2 Transfer the dough onto a floured surface and roll to a 1⁄4" thickness. Cut out the cookies using a round cookie cutter and place 1" apart on a greased baking sheet.
3 Bake on the centre rack of a 300°F oven for 20 minutes; let cool.
4 Make the glaze by whisking the icing sugar and lemon juice together. Spoon about 1 teaspoon of the glaze over each cookie, spreading to cover the whole surface. Let set for 30 minutes to 1 hour before serving.
Makes: 36 cookies
Out-of-date kitchen gets a whole new makeover.
Style at Home contributing design editor Christine Hanlon partners with IKEA to turn up the heat on her vacation home’s dated kitchen.
Christine originally envisioned rustic open shelving in the kitchen of her century-old vacation home, but the wonky walls (an unfortunate feature of many a building of that age) were easier to disguise with closed upper IKEA cabinetry, which Christine stacked to take advantage of the space’s high ceiling. Open shelves tucked behind chic bold-patterned cafe? curtains below the counter, however, make it easy for her kids to help set the table and empty the dishwasher.

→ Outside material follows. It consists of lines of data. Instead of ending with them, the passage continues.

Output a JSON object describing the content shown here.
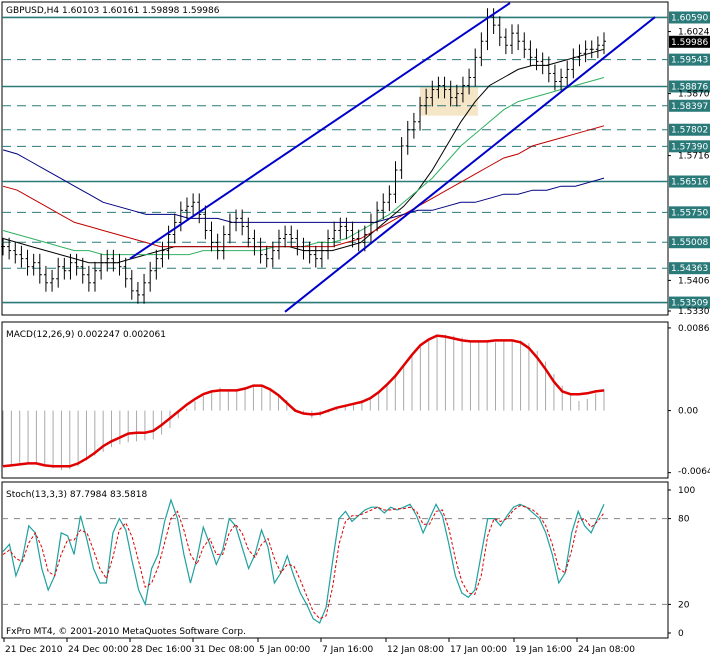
{
  "chart_data": [
    {
      "type": "line",
      "panel": "price",
      "title": "GBPUSD,H4  1.60103 1.60161 1.59898 1.59986",
      "ohlc": {
        "open": 1.60103,
        "high": 1.60161,
        "low": 1.59898,
        "close": 1.59986
      },
      "ylim": [
        1.5325,
        1.609
      ],
      "y_tick_labels": [
        "1.60240",
        "1.59986",
        "1.59543",
        "1.58876",
        "1.58700",
        "1.58397",
        "1.57802",
        "1.57390",
        "1.57160",
        "1.56516",
        "1.55750",
        "1.55008",
        "1.54060",
        "1.54363",
        "1.53509",
        "1.53300"
      ],
      "horizontal_levels": [
        {
          "label": "1.60590",
          "value": 1.6059,
          "style": "solid"
        },
        {
          "label": "1.59543",
          "value": 1.59543,
          "style": "dashed"
        },
        {
          "label": "1.58876",
          "value": 1.58876,
          "style": "solid"
        },
        {
          "label": "1.58397",
          "value": 1.58397,
          "style": "dashed"
        },
        {
          "label": "1.57802",
          "value": 1.57802,
          "style": "dashed"
        },
        {
          "label": "1.57390",
          "value": 1.5739,
          "style": "dashed"
        },
        {
          "label": "1.56516",
          "value": 1.56516,
          "style": "solid"
        },
        {
          "label": "1.55750",
          "value": 1.5575,
          "style": "dashed"
        },
        {
          "label": "1.55008",
          "value": 1.55008,
          "style": "dashed"
        },
        {
          "label": "1.54363",
          "value": 1.54363,
          "style": "dashed"
        },
        {
          "label": "1.53509",
          "value": 1.53509,
          "style": "solid"
        }
      ],
      "current_price": {
        "label": "1.59986",
        "value": 1.59986
      },
      "close_series": [
        1.549,
        1.548,
        1.547,
        1.546,
        1.544,
        1.545,
        1.542,
        1.54,
        1.541,
        1.544,
        1.543,
        1.545,
        1.544,
        1.542,
        1.54,
        1.543,
        1.545,
        1.546,
        1.545,
        1.544,
        1.541,
        1.538,
        1.537,
        1.54,
        1.543,
        1.546,
        1.548,
        1.552,
        1.555,
        1.558,
        1.559,
        1.56,
        1.557,
        1.553,
        1.55,
        1.548,
        1.552,
        1.555,
        1.556,
        1.554,
        1.551,
        1.549,
        1.547,
        1.546,
        1.548,
        1.551,
        1.552,
        1.551,
        1.549,
        1.548,
        1.547,
        1.546,
        1.548,
        1.551,
        1.553,
        1.554,
        1.553,
        1.551,
        1.55,
        1.552,
        1.555,
        1.558,
        1.56,
        1.562,
        1.568,
        1.574,
        1.578,
        1.58,
        1.584,
        1.586,
        1.588,
        1.589,
        1.588,
        1.586,
        1.587,
        1.589,
        1.591,
        1.596,
        1.6,
        1.606,
        1.604,
        1.601,
        1.599,
        1.602,
        1.6,
        1.598,
        1.596,
        1.595,
        1.594,
        1.592,
        1.59,
        1.591,
        1.593,
        1.596,
        1.597,
        1.598,
        1.598,
        1.599,
        1.6
      ],
      "moving_averages": [
        {
          "color": "#000000",
          "values": [
            1.551,
            1.55,
            1.549,
            1.548,
            1.547,
            1.546,
            1.545,
            1.545,
            1.545,
            1.546,
            1.547,
            1.548,
            1.549,
            1.549,
            1.549,
            1.549,
            1.549,
            1.549,
            1.549,
            1.549,
            1.549,
            1.548,
            1.548,
            1.548,
            1.549,
            1.55,
            1.553,
            1.556,
            1.559,
            1.563,
            1.568,
            1.574,
            1.58,
            1.585,
            1.589,
            1.591,
            1.593,
            1.594,
            1.594,
            1.595,
            1.596,
            1.597,
            1.598
          ]
        },
        {
          "color": "#30b060",
          "values": [
            1.553,
            1.552,
            1.551,
            1.55,
            1.549,
            1.548,
            1.548,
            1.547,
            1.547,
            1.547,
            1.547,
            1.547,
            1.547,
            1.547,
            1.548,
            1.548,
            1.548,
            1.548,
            1.548,
            1.549,
            1.549,
            1.549,
            1.55,
            1.55,
            1.551,
            1.553,
            1.555,
            1.557,
            1.56,
            1.563,
            1.566,
            1.57,
            1.574,
            1.577,
            1.58,
            1.583,
            1.585,
            1.586,
            1.587,
            1.588,
            1.589,
            1.59,
            1.591
          ]
        },
        {
          "color": "#c00000",
          "values": [
            1.564,
            1.563,
            1.561,
            1.559,
            1.557,
            1.555,
            1.554,
            1.553,
            1.552,
            1.551,
            1.55,
            1.549,
            1.549,
            1.549,
            1.549,
            1.549,
            1.549,
            1.549,
            1.549,
            1.549,
            1.549,
            1.549,
            1.549,
            1.549,
            1.55,
            1.551,
            1.553,
            1.555,
            1.557,
            1.559,
            1.561,
            1.563,
            1.565,
            1.567,
            1.569,
            1.571,
            1.572,
            1.574,
            1.575,
            1.576,
            1.577,
            1.578,
            1.579
          ]
        },
        {
          "color": "#000080",
          "values": [
            1.573,
            1.572,
            1.57,
            1.568,
            1.566,
            1.564,
            1.562,
            1.56,
            1.559,
            1.558,
            1.557,
            1.557,
            1.557,
            1.556,
            1.556,
            1.556,
            1.555,
            1.555,
            1.555,
            1.555,
            1.555,
            1.555,
            1.555,
            1.555,
            1.555,
            1.555,
            1.555,
            1.556,
            1.557,
            1.558,
            1.558,
            1.559,
            1.56,
            1.56,
            1.561,
            1.562,
            1.562,
            1.563,
            1.563,
            1.564,
            1.564,
            1.565,
            1.566
          ]
        }
      ]
    },
    {
      "type": "bar",
      "panel": "macd",
      "title": "MACD(12,26,9) 0.002247 0.002061",
      "values": {
        "main": 0.002247,
        "signal": 0.002061
      },
      "ylim": [
        -0.0066,
        0.0088
      ],
      "y_tick_labels": [
        "0.00860",
        "0.00",
        "-0.00646"
      ],
      "histogram": [
        -0.0058,
        -0.0057,
        -0.0055,
        -0.0054,
        -0.0056,
        -0.0058,
        -0.006,
        -0.0062,
        -0.0061,
        -0.0058,
        -0.0052,
        -0.0047,
        -0.0043,
        -0.0038,
        -0.0035,
        -0.0033,
        -0.0032,
        -0.0031,
        -0.003,
        -0.0025,
        -0.0018,
        -0.0008,
        0.0002,
        0.001,
        0.0016,
        0.002,
        0.0024,
        0.0022,
        0.0021,
        0.0022,
        0.0025,
        0.0026,
        0.0022,
        0.0016,
        0.0011,
        0.0002,
        -0.0004,
        -0.0008,
        -0.0006,
        -0.0002,
        0.0003,
        0.0006,
        0.0008,
        0.0011,
        0.0014,
        0.002,
        0.0028,
        0.0036,
        0.0046,
        0.0058,
        0.0068,
        0.0075,
        0.0078,
        0.0079,
        0.0078,
        0.0076,
        0.0073,
        0.0072,
        0.0071,
        0.0071,
        0.0072,
        0.0073,
        0.0073,
        0.007,
        0.0062,
        0.0051,
        0.0038,
        0.0026,
        0.0016,
        0.001,
        0.0012,
        0.0018,
        0.0022
      ],
      "signal_line": [
        -0.0058,
        -0.0057,
        -0.0056,
        -0.0055,
        -0.0055,
        -0.0057,
        -0.0058,
        -0.0058,
        -0.0058,
        -0.0055,
        -0.005,
        -0.0044,
        -0.0037,
        -0.0032,
        -0.0028,
        -0.0024,
        -0.0023,
        -0.0023,
        -0.0021,
        -0.0015,
        -0.0008,
        -0.0001,
        0.0006,
        0.0012,
        0.0017,
        0.002,
        0.0021,
        0.0021,
        0.0021,
        0.0023,
        0.0026,
        0.0026,
        0.0022,
        0.0016,
        0.0008,
        0.0,
        -0.0003,
        -0.0004,
        -0.0003,
        0.0,
        0.0003,
        0.0005,
        0.0007,
        0.0009,
        0.0013,
        0.0019,
        0.0027,
        0.0036,
        0.0047,
        0.0058,
        0.0068,
        0.0074,
        0.0078,
        0.0077,
        0.0075,
        0.0073,
        0.0072,
        0.0072,
        0.0072,
        0.0073,
        0.0073,
        0.0073,
        0.0071,
        0.0065,
        0.0055,
        0.0043,
        0.003,
        0.002,
        0.0017,
        0.0017,
        0.0018,
        0.002,
        0.0021
      ]
    },
    {
      "type": "line",
      "panel": "stochastic",
      "title": "Stoch(13,3,3) 87.7984 83.5818",
      "values": {
        "main": 87.7984,
        "signal": 83.5818
      },
      "ylim": [
        0,
        100
      ],
      "y_tick_labels": [
        "100",
        "80",
        "20",
        "0"
      ],
      "main": [
        57,
        62,
        40,
        52,
        75,
        70,
        45,
        30,
        40,
        70,
        68,
        55,
        82,
        65,
        45,
        35,
        35,
        70,
        80,
        72,
        50,
        30,
        20,
        45,
        55,
        78,
        93,
        80,
        55,
        35,
        52,
        74,
        62,
        48,
        58,
        80,
        75,
        60,
        45,
        55,
        72,
        60,
        35,
        42,
        54,
        40,
        28,
        20,
        10,
        7,
        18,
        50,
        80,
        85,
        78,
        82,
        86,
        88,
        88,
        84,
        88,
        86,
        88,
        90,
        82,
        70,
        80,
        90,
        82,
        62,
        40,
        28,
        25,
        30,
        55,
        80,
        80,
        75,
        82,
        88,
        90,
        88,
        84,
        80,
        70,
        55,
        35,
        42,
        70,
        85,
        75,
        70,
        80,
        90
      ],
      "signal": [
        55,
        58,
        52,
        50,
        63,
        70,
        60,
        43,
        40,
        55,
        65,
        65,
        72,
        70,
        58,
        45,
        38,
        53,
        72,
        77,
        67,
        50,
        32,
        35,
        46,
        63,
        80,
        85,
        72,
        55,
        48,
        60,
        66,
        55,
        55,
        70,
        76,
        70,
        58,
        53,
        62,
        66,
        52,
        42,
        48,
        47,
        37,
        26,
        15,
        10,
        12,
        32,
        62,
        78,
        82,
        82,
        84,
        86,
        88,
        86,
        86,
        87,
        87,
        88,
        85,
        76,
        76,
        85,
        86,
        73,
        52,
        36,
        28,
        27,
        40,
        68,
        80,
        78,
        80,
        86,
        89,
        88,
        86,
        82,
        75,
        62,
        45,
        42,
        58,
        78,
        80,
        74,
        78,
        84
      ]
    },
    {
      "type": "table",
      "panel": "time-axis",
      "x_tick_labels": [
        "21 Dec 2010",
        "24 Dec 00:00",
        "28 Dec 16:00",
        "31 Dec 08:00",
        "5 Jan 00:00",
        "7 Jan 16:00",
        "12 Jan 08:00",
        "17 Jan 00:00",
        "19 Jan 16:00",
        "24 Jan 08:00"
      ]
    }
  ],
  "footer": {
    "copyright": "FxPro MT4, © 2001-2010 MetaQuotes Software Corp."
  },
  "colors": {
    "axis": "#000000",
    "grid_level": "#2a7a7a",
    "channel": "#0000cc",
    "macd_hist": "#a9a9a9",
    "macd_signal": "#e00000",
    "stoch_main": "#20a0a0",
    "stoch_signal": "#e00000",
    "highlight_box": "#f6e6c8"
  }
}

In order to achieve a cohesive look along the back wall, Christine had to sacrifice an original antique window sill to make room for a continuous countertop. But the effect of the seamless surface was worth it. “The view of the kitchen straight on from the dining room is one of my favourite things about the space,” she says. “I’m just so drawn to symmetry.”
Topped off with designer details like brass-hued hardware, a mix of patterns, smooth organic lines and vintage treasures, the new kitchen exudes Christine’s signature bespoke beauty with a dash of Nordic country flair.
A beautiful floral arrangement make for the perfect kitchen countertop accessory.
Christine strayed from her original vision, which featured dark cabinetry, and instead opted to apply a bold, almost-black hue on the walls. “I agonized over the decision,” she admits. “And I didn’t decide until the very last minute. I thought, I have to try it or I’ll never know.” So late one night, Christine slapped some dark paint on one wall, “to end the agony of whether or not it would work,” she says. “And the more paint I applied, the more I liked it.” The entire space, including the adjoining dining room, is now enveloped in the smoky shade to striking effect.
Christine had the sink smartly positioned in the centre of the island, so when she’s performing hosting duties, she can still chat with guests sitting at the dining table just beyond. And that’s not the island’s only benefit. Hidden within it are a fully integrated dishwasher, as well as a pullout waste-sorting system to make tidying up easy.
Since this created a kind of kitchen within a kitchen, the creative designer took advantage of the unique opportunity to use a complementary marble backsplash. The main area features a Moroccan-look flower in subtle silvery grey hues (“I fell in love with the pattern as soon as I saw it,” says Christine), while the nook boasts a brick-patterned backsplash in slightly deeper shades. “They’re the perfect coordinates.”
Tucked away from sightlines is a cozy chef’s corner with a sleek white cooktop, self-cleaning oven and plenty of counter and cabinet space – not to mention drawers perfectly sorted with IKEA’s Variera organizers. “I wanted this area to be its own private zone so when we host, none of the cooking mess would be visible to guests,” explains Christine.
It’s hard to believe that the dingy old kitchen from the ’70s could be transformed into the stunner it is today. As lovely and functional as the layout itself is, it’s the designer details – perfect pattern pairings, bold colour choices and doses of flourish – that make the beautifully bespoke space so successful.